Why do 11,000 people die in America each year at the hands of gun violence? Talking heads yelling from every TV camera blame everything from Satan to video games. But are we that much different from many other countries? What sets us apart? How have we become both the master and victim of such enormous amounts of violence? This is not a film about gun control. It is a film about the fearful heart and soul of the United States, and the 280 million Americans lucky enough to have the right to a constitutionally protected Uzi. From a look at the Columbine High School security camera tapes to the home of Oscar-winning NRA President Charlton Heston, from a young man who makes homemade napalm with The Anarchist’s Cookbook to the murder of a six-year-old girl by another six-year-old, Bowling for Columbine is a journey through America, through our past, hoping to discover why our pursuit of happiness is so riddled with violence.
In the 17th century a Jesuit priest and a young companion are escorted through the wilderness of Quebec by Algonquin Indians to find a distant mission in the dead of winter. The Jesuit experiences a spiritual journey while his young companion falls in love with the Algonquin chief’s beautiful daughter underneath the imposing and magnificent mountains. Dread and death follows them upriver.
Bailey Kershaw returns home for the summer from college to discover that her mother (Tina) has a new boyfriend (Hugo) who she plans to immediately marry. Bailey is unsettled by Hugo and how quickly he has invaded her family home and her mother’s life.
Insurance broker Max’s life is about one thing – keeping his walnut brain tumour in check. He eats properly, exercises and lives properly, but all of this self-consciousness makes him more and more depressed. When he realises that his beloved wife plans to leave him, he decides to take his own life.

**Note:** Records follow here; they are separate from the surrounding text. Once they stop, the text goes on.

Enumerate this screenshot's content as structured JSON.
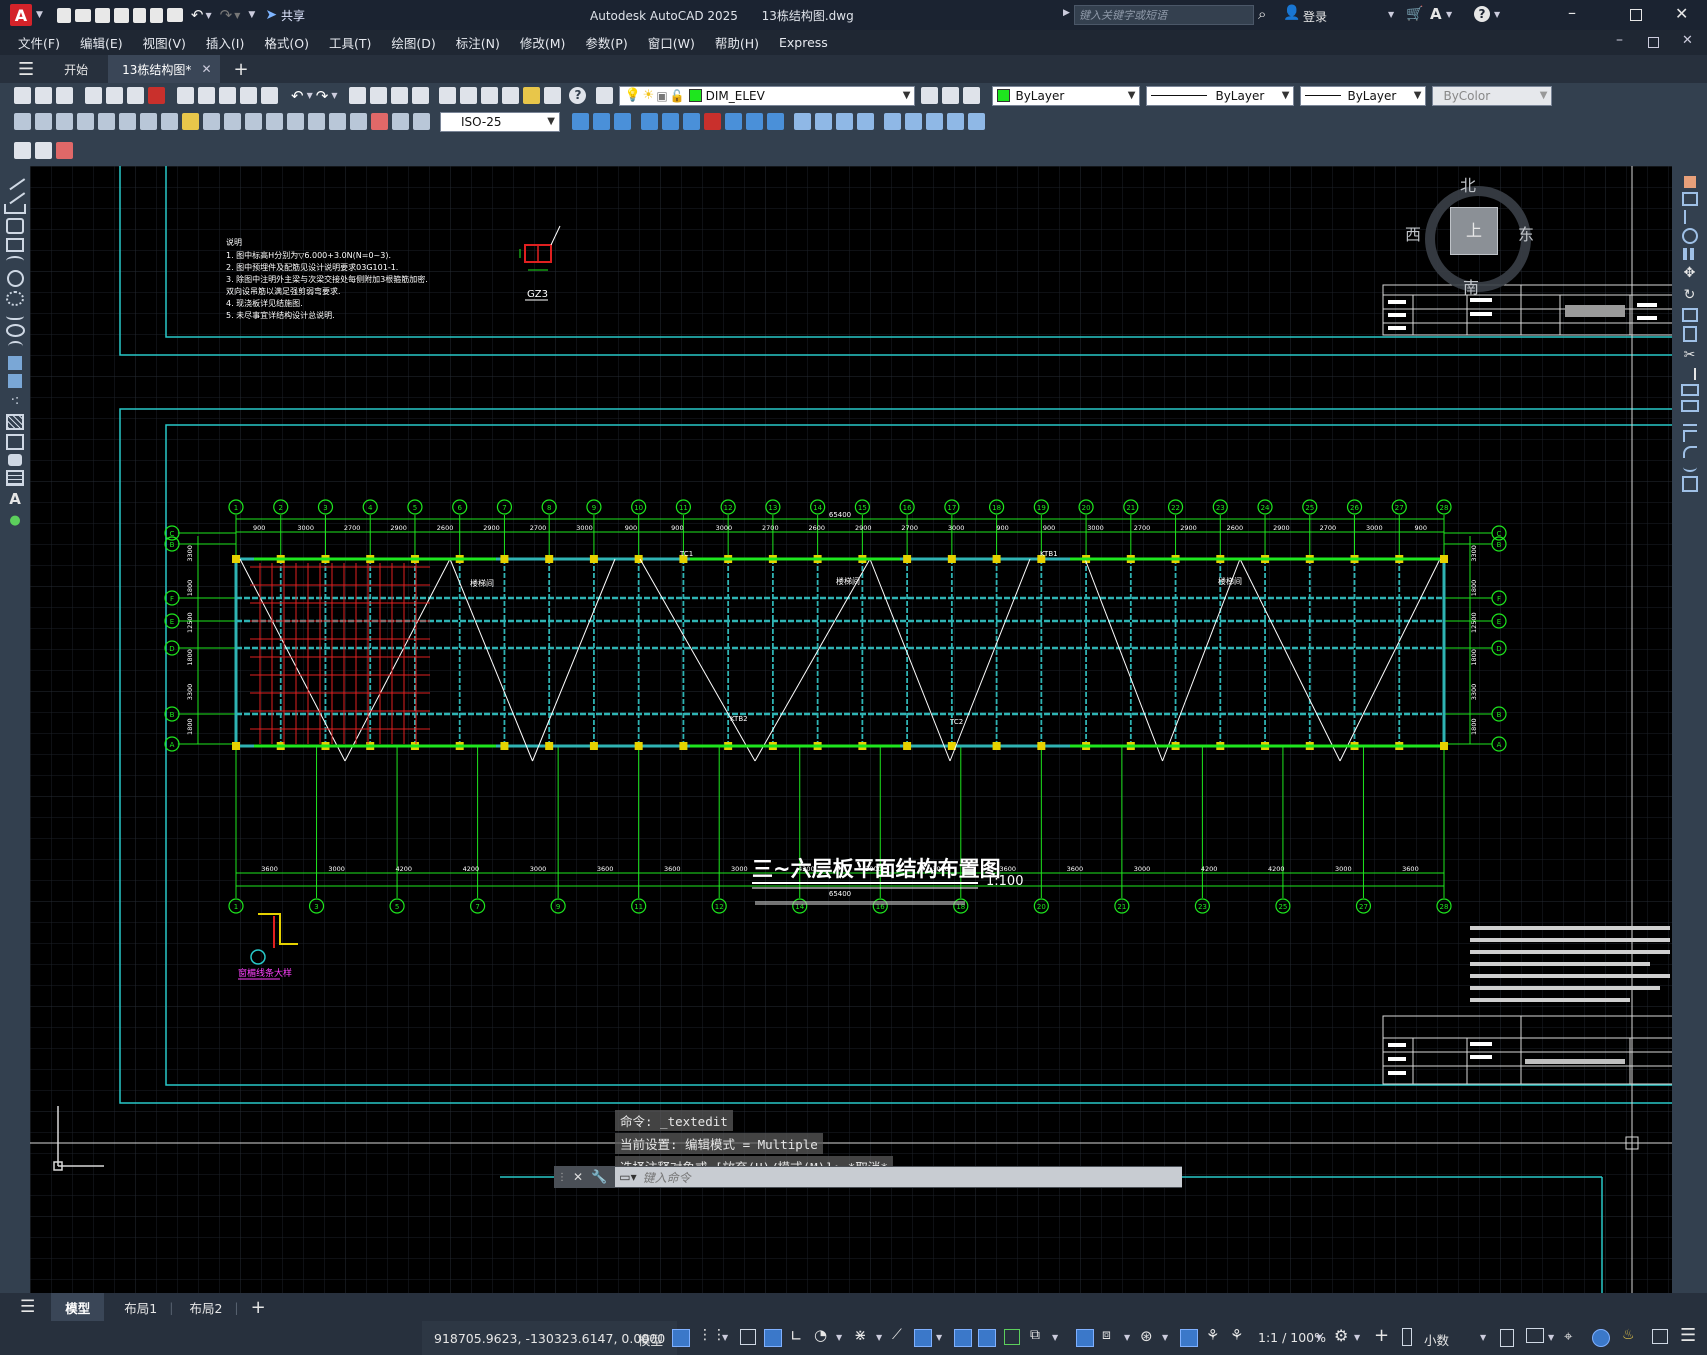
{
  "titlebar": {
    "app_title": "Autodesk AutoCAD 2025",
    "file_name": "13栋结构图.dwg",
    "share_label": "共享",
    "search_placeholder": "键入关键字或短语",
    "login_label": "登录"
  },
  "menubar": {
    "items": [
      "文件(F)",
      "编辑(E)",
      "视图(V)",
      "插入(I)",
      "格式(O)",
      "工具(T)",
      "绘图(D)",
      "标注(N)",
      "修改(M)",
      "参数(P)",
      "窗口(W)",
      "帮助(H)",
      "Express"
    ]
  },
  "tabs": {
    "start": "开始",
    "doc": "13栋结构图*"
  },
  "properties": {
    "layer": "DIM_ELEV",
    "color": "ByLayer",
    "linetype": "ByLayer",
    "lineweight": "ByLayer",
    "plotstyle": "ByColor",
    "dimstyle": "ISO-25"
  },
  "viewcube": {
    "north": "北",
    "south": "南",
    "east": "东",
    "west": "西",
    "top": "上"
  },
  "drawing": {
    "title": "三~六层板平面结构布置图",
    "scale": "1:100",
    "notes_title": "说明",
    "notes": [
      "1. 图中标高H分别为▽6.000+3.0N(N=0~3).",
      "2. 图中预埋件及配筋见设计说明要求03G101-1.",
      "3. 除图中注明外主梁与次梁交接处每侧附加3根箍筋加密.",
      "   双向设吊筋以满足强剪弱弯要求.",
      "4. 现浇板详见结施图.",
      "5. 未尽事宜详结构设计总说明."
    ],
    "gz_label": "GZ3",
    "detail_label": "窗楣线条大样",
    "top_total_dim": "65400",
    "bottom_total_dim": "65400",
    "top_dims": [
      "900",
      "3000",
      "2700",
      "2900",
      "2600",
      "2900",
      "2700",
      "3000",
      "900",
      "900",
      "3000",
      "2700",
      "2600",
      "2900",
      "2700",
      "3000",
      "900",
      "900",
      "3000",
      "2700",
      "2900",
      "2600",
      "2900",
      "2700",
      "3000",
      "900"
    ],
    "bottom_dims": [
      "3600",
      "3000",
      "4200",
      "4200",
      "3000",
      "3600",
      "3600",
      "3000",
      "4200",
      "3000",
      "3000",
      "3600",
      "3600",
      "3000",
      "4200",
      "4200",
      "3000",
      "3600"
    ],
    "left_dims": [
      "3300",
      "1800",
      "12500",
      "1800",
      "3300",
      "1800"
    ],
    "top_axes": [
      "1",
      "2",
      "3",
      "4",
      "5",
      "6",
      "7",
      "8",
      "9",
      "10",
      "11",
      "12",
      "13",
      "14",
      "15",
      "16",
      "17",
      "18",
      "19",
      "20",
      "21",
      "22",
      "23",
      "24",
      "25",
      "26",
      "27",
      "28"
    ],
    "bottom_axes": [
      "1",
      "3",
      "5",
      "7",
      "9",
      "11",
      "12",
      "14",
      "16",
      "18",
      "20",
      "21",
      "23",
      "25",
      "27",
      "28"
    ],
    "side_axes": [
      "C",
      "B",
      "F",
      "E",
      "D",
      "B",
      "A"
    ],
    "room_label": "楼梯间",
    "beam_labels": [
      "TC1",
      "TC2",
      "KTB1",
      "KTB2"
    ]
  },
  "command": {
    "history": [
      "命令: _textedit",
      "当前设置: 编辑模式 = Multiple",
      "选择注释对象或 [放弃(U)/模式(M)]: *取消*"
    ],
    "placeholder": "键入命令"
  },
  "layout_tabs": [
    "模型",
    "布局1",
    "布局2"
  ],
  "status": {
    "coords": "918705.9623, -130323.6147, 0.0000",
    "mode": "模型",
    "annotation_scale": "1:1 / 100%",
    "units": "小数"
  },
  "colors": {
    "accent_red": "#d4232a",
    "canvas_bg": "#000000",
    "frame_cyan": "#28c8c8",
    "wall_cyan": "#2fb3b3",
    "axis_green": "#1ee61e",
    "column_yellow": "#e6d200",
    "rebar_red": "#e02020",
    "note_white": "#ffffff"
  }
}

Two doctors find their graveyard shift inundated with townspeople ravaged by sores. Among the wounded is Cherry, a dancer whose leg was ripped from her body. As the invalids quickly become enraged aggressors, Cherry and her ex-boyfriend Wray lead a team of accidental warriors into the night.
The brutality of winter and the power of the mind are aptly portrayed in this dark comedy set in Northern Quebec. Bruce (Thomas Haden Church) is merely trying to survive a harsh winter when he meets Jean. Conflict leads to an accidental death, and Bruce finds himself in a complicated and unexpected place. Grappling with his guilt, Bruce creates a prison from which he cannot escape. Haden Church perfectly utilizes his comic talent in this wry, well-crafted film.

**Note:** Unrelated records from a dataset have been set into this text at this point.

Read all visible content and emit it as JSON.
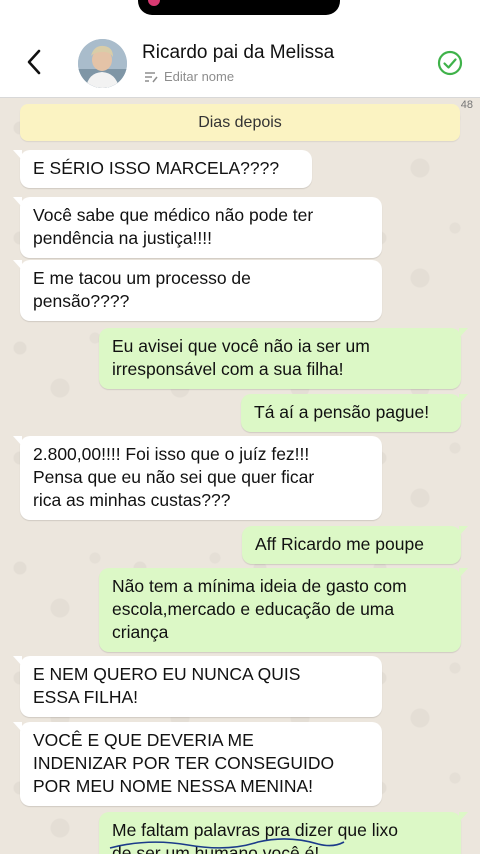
{
  "header": {
    "contact_name": "Ricardo pai da Melissa",
    "edit_label": "Editar nome"
  },
  "chat": {
    "counter": "48",
    "system_message": "Dias depois",
    "messages": [
      {
        "dir": "in",
        "text": "E SÉRIO ISSO MARCELA????"
      },
      {
        "dir": "in",
        "text": "Você sabe que médico não pode ter\npendência na justiça!!!!"
      },
      {
        "dir": "in",
        "text": "E me tacou um processo de\npensão????"
      },
      {
        "dir": "out",
        "text": "Eu avisei que você não ia ser um\nirresponsável com a sua filha!"
      },
      {
        "dir": "out",
        "text": "Tá aí a pensão pague!"
      },
      {
        "dir": "in",
        "text": "2.800,00!!!! Foi isso que o juíz fez!!!\nPensa que eu não sei que quer ficar\nrica as minhas custas???"
      },
      {
        "dir": "out",
        "text": "Aff Ricardo me poupe"
      },
      {
        "dir": "out",
        "text": "Não tem a mínima ideia de gasto com\nescola,mercado e educação de uma\ncriança"
      },
      {
        "dir": "in",
        "text": "E NEM QUERO EU NUNCA QUIS\nESSA FILHA!"
      },
      {
        "dir": "in",
        "text": "VOCÊ E QUE DEVERIA ME\nINDENIZAR POR TER CONSEGUIDO\nPOR MEU NOME NESSA MENINA!"
      },
      {
        "dir": "out",
        "text": "Me faltam palavras pra dizer que lixo\nde ser um humano você é!"
      }
    ]
  }
}
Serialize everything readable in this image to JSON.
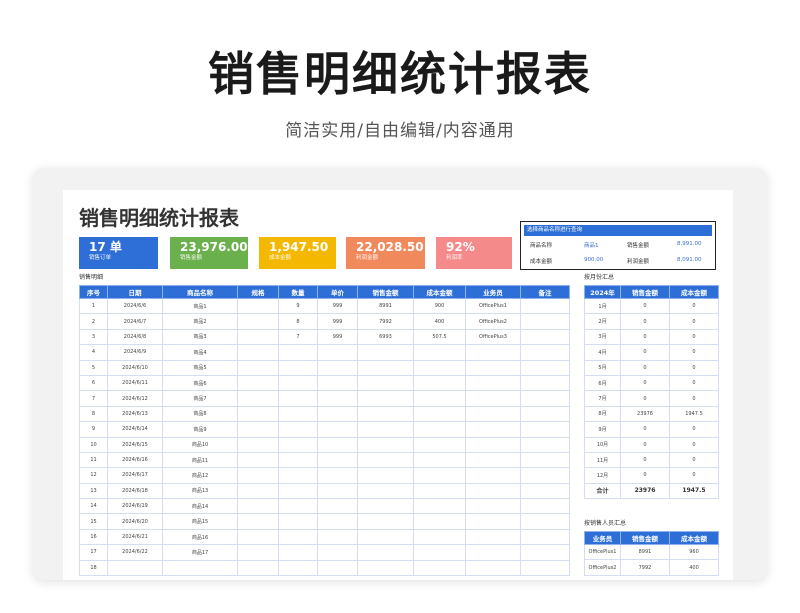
{
  "hero": {
    "title": "销售明细统计报表",
    "subtitle": "简洁实用/自由编辑/内容通用"
  },
  "sheet": {
    "title": "销售明细统计报表"
  },
  "kpis": [
    {
      "value": "17 单",
      "label": "销售订单",
      "color": "#2d6fd6"
    },
    {
      "value": "23,976.00",
      "label": "销售金额",
      "color": "#6ab04c"
    },
    {
      "value": "1,947.50",
      "label": "成本金额",
      "color": "#f5b800"
    },
    {
      "value": "22,028.50",
      "label": "利润金额",
      "color": "#f08a5d"
    },
    {
      "value": "92%",
      "label": "利润率",
      "color": "#f48a8a"
    }
  ],
  "lookup": {
    "header": "选择商品名称进行查询",
    "name_label": "商品名称",
    "name_value": "商品1",
    "sales_label": "销售金额",
    "sales_value": "8,991.00",
    "cost_label": "成本金额",
    "cost_value": "900.00",
    "profit_label": "利润金额",
    "profit_value": "8,091.00"
  },
  "main": {
    "section": "销售明细",
    "headers": [
      "序号",
      "日期",
      "商品名称",
      "规格",
      "数量",
      "单价",
      "销售金额",
      "成本金额",
      "业务员",
      "备注"
    ],
    "rows": [
      [
        "1",
        "2024/6/6",
        "商品1",
        "",
        "9",
        "999",
        "8991",
        "900",
        "OfficePlus1",
        ""
      ],
      [
        "2",
        "2024/6/7",
        "商品2",
        "",
        "8",
        "999",
        "7992",
        "400",
        "OfficePlus2",
        ""
      ],
      [
        "3",
        "2024/6/8",
        "商品3",
        "",
        "7",
        "999",
        "6993",
        "507.5",
        "OfficePlus3",
        ""
      ],
      [
        "4",
        "2024/6/9",
        "商品4",
        "",
        "",
        "",
        "",
        "",
        "",
        ""
      ],
      [
        "5",
        "2024/6/10",
        "商品5",
        "",
        "",
        "",
        "",
        "",
        "",
        ""
      ],
      [
        "6",
        "2024/6/11",
        "商品6",
        "",
        "",
        "",
        "",
        "",
        "",
        ""
      ],
      [
        "7",
        "2024/6/12",
        "商品7",
        "",
        "",
        "",
        "",
        "",
        "",
        ""
      ],
      [
        "8",
        "2024/6/13",
        "商品8",
        "",
        "",
        "",
        "",
        "",
        "",
        ""
      ],
      [
        "9",
        "2024/6/14",
        "商品9",
        "",
        "",
        "",
        "",
        "",
        "",
        ""
      ],
      [
        "10",
        "2024/6/15",
        "商品10",
        "",
        "",
        "",
        "",
        "",
        "",
        ""
      ],
      [
        "11",
        "2024/6/16",
        "商品11",
        "",
        "",
        "",
        "",
        "",
        "",
        ""
      ],
      [
        "12",
        "2024/6/17",
        "商品12",
        "",
        "",
        "",
        "",
        "",
        "",
        ""
      ],
      [
        "13",
        "2024/6/18",
        "商品13",
        "",
        "",
        "",
        "",
        "",
        "",
        ""
      ],
      [
        "14",
        "2024/6/19",
        "商品14",
        "",
        "",
        "",
        "",
        "",
        "",
        ""
      ],
      [
        "15",
        "2024/6/20",
        "商品15",
        "",
        "",
        "",
        "",
        "",
        "",
        ""
      ],
      [
        "16",
        "2024/6/21",
        "商品16",
        "",
        "",
        "",
        "",
        "",
        "",
        ""
      ],
      [
        "17",
        "2024/6/22",
        "商品17",
        "",
        "",
        "",
        "",
        "",
        "",
        ""
      ],
      [
        "18",
        "",
        "",
        "",
        "",
        "",
        "",
        "",
        "",
        ""
      ]
    ]
  },
  "monthly": {
    "section": "按月份汇总",
    "headers": [
      "2024年",
      "销售金额",
      "成本金额"
    ],
    "rows": [
      [
        "1月",
        "0",
        "0"
      ],
      [
        "2月",
        "0",
        "0"
      ],
      [
        "3月",
        "0",
        "0"
      ],
      [
        "4月",
        "0",
        "0"
      ],
      [
        "5月",
        "0",
        "0"
      ],
      [
        "6月",
        "0",
        "0"
      ],
      [
        "7月",
        "0",
        "0"
      ],
      [
        "8月",
        "23976",
        "1947.5"
      ],
      [
        "9月",
        "0",
        "0"
      ],
      [
        "10月",
        "0",
        "0"
      ],
      [
        "11月",
        "0",
        "0"
      ],
      [
        "12月",
        "0",
        "0"
      ]
    ],
    "total": [
      "合计",
      "23976",
      "1947.5"
    ]
  },
  "staff": {
    "section": "按销售人员汇总",
    "headers": [
      "业务员",
      "销售金额",
      "成本金额"
    ],
    "rows": [
      [
        "OfficePlus1",
        "8991",
        "960"
      ],
      [
        "OfficePlus2",
        "7992",
        "400"
      ]
    ]
  }
}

The true story of Edward Gein, the farmer whose horrific crimes inspired Psycho, The Texas Chainsaw Massacre and The Silence of the Lambs. This is the first film to Gein’s tormented upbringing, his adored but domineering mother, and the 1957 arrest uncovered the most bizarre series of murders America has ever seen